  4. I was living close to Washington DC. The day when twin towers went down and the Pentagon was hit, I got phone calls and IM from friends asking how I was.

    I was okay. But I was not okay; emotionally I was not okay. Of course, I was so close to the areas that were hit and it was difficult for to me while watching the images on TV being played over and over.

    If I was living somewhere else in the world, when I saw the news, I would want to find out my friend who was living in DC or NY if he/she was okay. Because I had no clue where EXACTLY my friend was located except that he/she was close to the disaster.

    My housemates girl friend was just about to take a bus to go home as London bombing took place more than one month ago. He called her up and asked her NOT to take any buses and indeed there was a bus being blown up too in the same day. In this case, news did bring some comfort and reassurance for some people as they could reach out to their love ones.

    Therefore, it is understandable if someone who cares about you sends you messages and inquires about your well being.
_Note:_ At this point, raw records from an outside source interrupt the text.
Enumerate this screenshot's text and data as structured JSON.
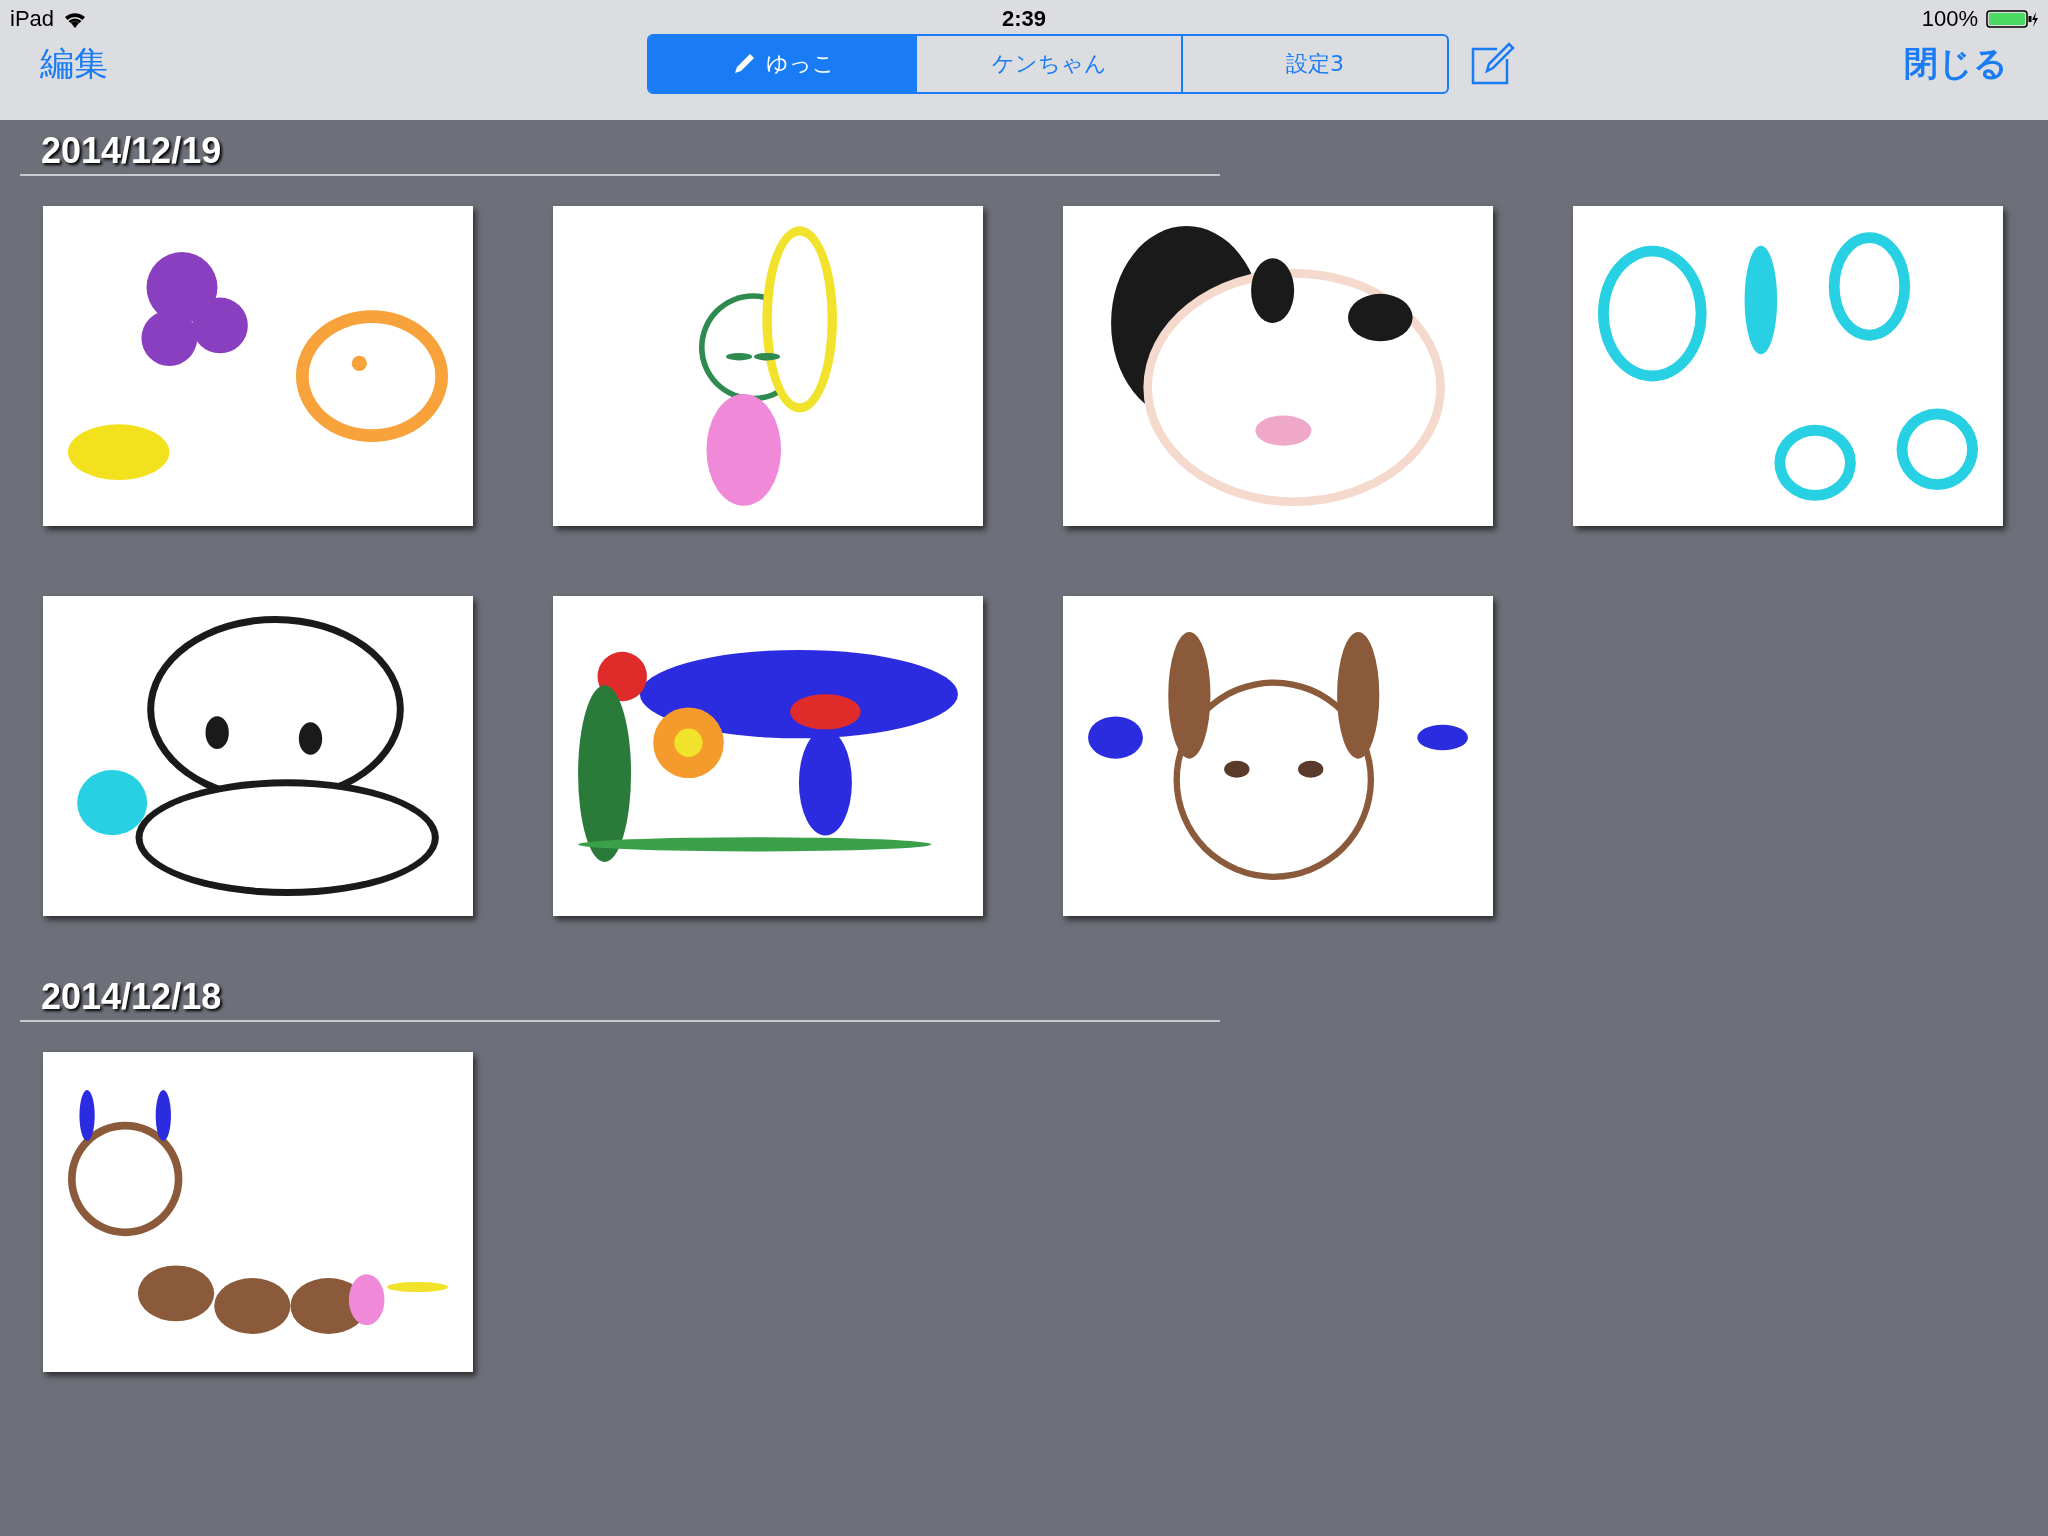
{
  "status_bar": {
    "device": "iPad",
    "time": "2:39",
    "battery": "100%"
  },
  "nav": {
    "edit": "編集",
    "close": "閉じる"
  },
  "tabs": [
    {
      "label": "ゆっこ",
      "selected": true
    },
    {
      "label": "ケンちゃん",
      "selected": false
    },
    {
      "label": "設定3",
      "selected": false
    }
  ],
  "sections": [
    {
      "date": "2014/12/19"
    },
    {
      "date": "2014/12/18"
    }
  ]
}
The news report might have been going haywire about the content and rating is always the first concern. Therefore, news report does play a very tricky role in reporting events; if all is quiet in the western front, then a small storm could become the largest hit in the century. If there was a major event that was taking place somewhere, then the largest storm in the century could be easily ignored.

    So we don’t hear how many starving children are dying in the news and we don’t read the headlines about some people being killed or abused in some remote countries.

    Where do you begin to report and what will you be covering? Where is the line drawn and how you separate truth from fiction? How do you know you are being objective and others are not? Who makes all these judgments?–>

Leave a Reply

Fill in your details below or click an icon to log in:

WordPress.com Logo

You are commenting using your WordPress.com account. Log Out / Change )

Twitter picture

You are commenting using your Twitter account. Log Out / Change )

Facebook photo

You are commenting using your Facebook account. Log Out / Change )

Google+ photo

You are commenting using your Google+ account. Log Out / Change )

Connecting to %s

Create a free website or blog at WordPress.com.

%d bloggers like this: